Great Moments in Comics History: The Dark Knight Returns Subscription Ad

Usually I post a funny out of context panel from an old comic and use the title of this feature in an ironic fashion, but as I was looking through an old issue of Justice League of America from 1986 I was struck by this ad soliciting subscriptions for the upcoming mini-series, The Dark Knight Returns. It’s a relatively innocuous ad touting a new Batman mini-series in a special format. No indications given that it would, along with Watchmen, shake the foundations of modern American comics. There’s a certain poignant innocence about it.


  1. I would love this on a t-shirt. Or a giant framed print.

  2. $3 cover price.  Wow.  That must’ve seemed pretty damn pricy at the time.

  3. it sounds like (at the time in ’86) DC was taking a chance with the format,price and quality,that they wanted to get advance sales.
    I would think this along with Watchmen is their best selling trade ever.

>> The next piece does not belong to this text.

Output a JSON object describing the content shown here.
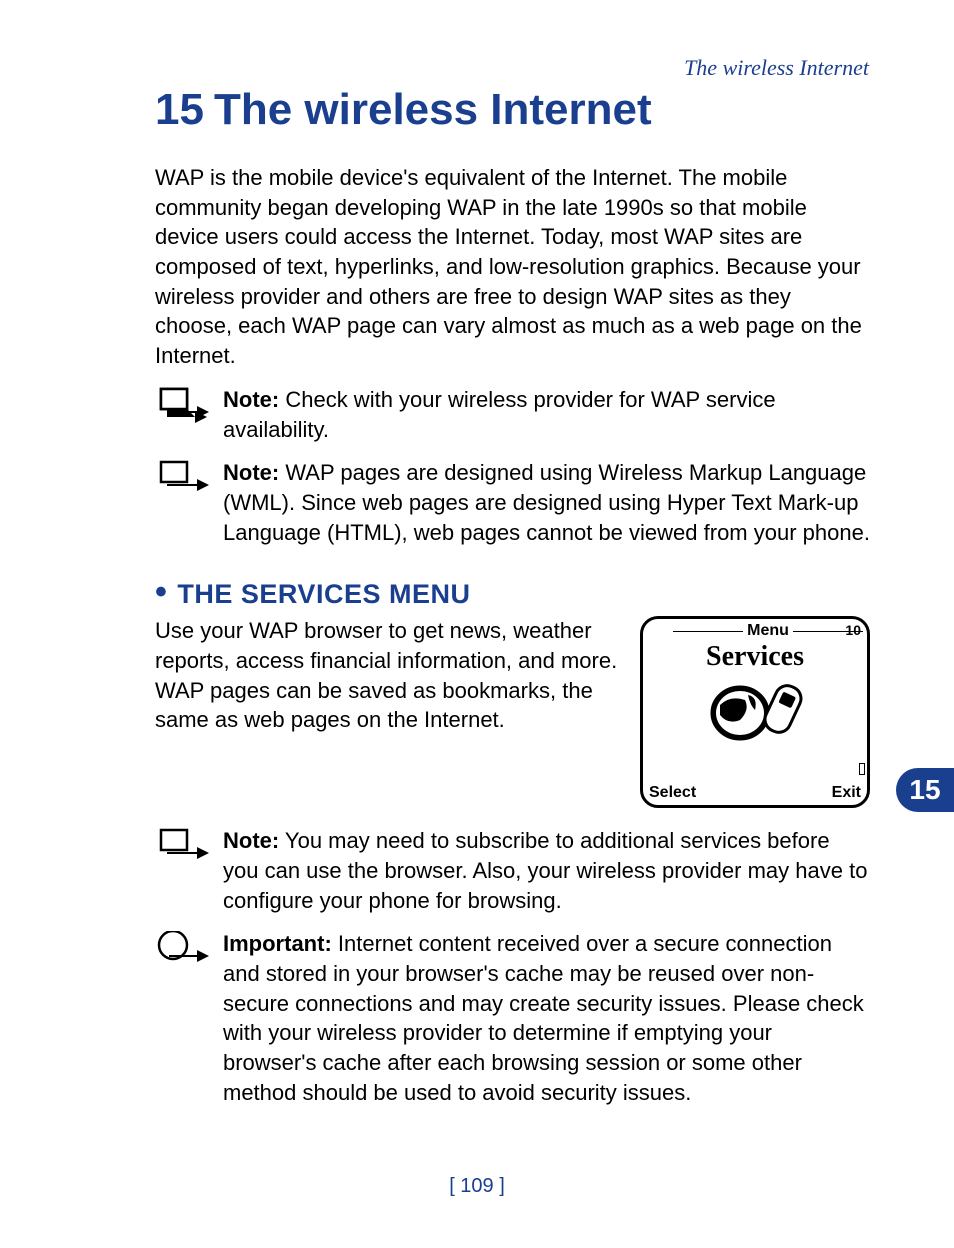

  4. Hmm. This is interesting. I like your reasoning, Conor. “Poignant innocence” indeed.

    Only 1,200 copies?! Am I crazy or does that seem like a small number? Anyone know how quickly this sold out? I was four.

    “… at their gritty best.” Goddamn right.

  5. kind of like that old expression about having no idea that history is happening when its right in front of you. 

    I’m always fascinated by older comic ads. The ones that solicit truely epic runs like this or the Watchmen ads…its just really cool because we just had no idea.

    Also the design of them are really fun. There was real craft and artistry in them, whereas now they are some of the worst examples of desktop publishing….complete afterthoughts by an overworked production team. 

  6. so does anyone know if this book was anygood?

  7. They ran a similar (or exact same) add in Rolling Stone magazine if my memory serves me correctly. 

    This was Frank Miller’s first project following Ronin.  Ronin was not a smash hit (at least in my part of the country).  It was truely a book ahead of its time, but retailers were sitting on unsold copies.  Also, Batman was a character who a lot of fans felt was dated and not exciting back in the mid 80s.  All of these factors resulted in a feeding frenzy when the 1st issue was released.

    $2.95 a lot back then but it was on good paper stock with a very heavy cover and square bound.   I was a freshman in college.  It was a great time to be a comic collector.


  8. I feel so innocent.

  9. I remember this advert well.

  10. It has that “God, I hope this works” feel about it that most classics do beore they are released.

  11. This is a nice bit of nostalgia.

    Conor, if you ever come across any of those crazy mail-order pages of weird items, please post one. I swear I remember seeing one where you could order a live monkey. Really.

  12. @kennyg ….sea monkey(scary,naked)

  13. I remember contemplating sending this in. I was kind of freaked out when it said “Not available through newsstands” but then my comic shop guy assured me he would get it. I didn’t know there was a difference between comic shops and newsstands then.

  14. I bought Dark Knight #1 at a newsstand, so the ad was not entirely accurate.

  15. @MikeFarley I think this meant on spinner racks.  Are you saying you bought is at a comic shop (direct market)? If so, I agree becauset was definitely sold there.  But I don’t think you could get it on shelves at groceries, drug stores, book stores like Waldenbooks and others back in the day.

    @WheelHands there were only 1,200 subscriptions but a great many more sold on the direct market through comic shops.

  16. @Jesse1125  No, this wasn’t sea monkeys – it was for an actual primate. At least that’s how I remember it (but I did party a lot in college).

    I did actually order and receive a live “chameleon” (actually an anole), a live seahorse, and a live venus flytrap from the ads in the back of comic books.


    It wasn’t the drugs, you COULD order a monkey!

  18. @kennyg HOLY $&@! a Spidermonkey for $13.95 with cage? I never saw that before.
    crazy ass ’80s!

  19. @Jesse1125  That was the 70s, actually. The government outlawed importing monkeys as pets in 1975.

    Sorry to hijack this article with monkeys, but… Hell, it’s MONKEYS! Monkeys make everything better!

  20. ah, i can smell the paper

  21. 1986, how about Didio flashback to that era instead of the 90’s to reboot DC.  

  22. @Jesse1125  You would think either this or Watchmen would be DC’s best selling trade ever, but I actually saw an ad for the Death of Superman TPB that said it was the “best selling graphic novel of all time.” That actually seems wrong to me, though. I can’t imagine that trade selling better than DKR or Watchmen, but maybe it was? Anyone know?

  23. @JohnVFerrigno  I bet Dark Phoenix Saga is up there.

  24. I’ve read the “best selling graphic novel of all time” moniker for DOS takes into account the individual issues sold. I ran across a recent listing of all-time trade sales for DC and it wasn’t in the top 5. Watchmen, DKR, and one of the Sandman trades were.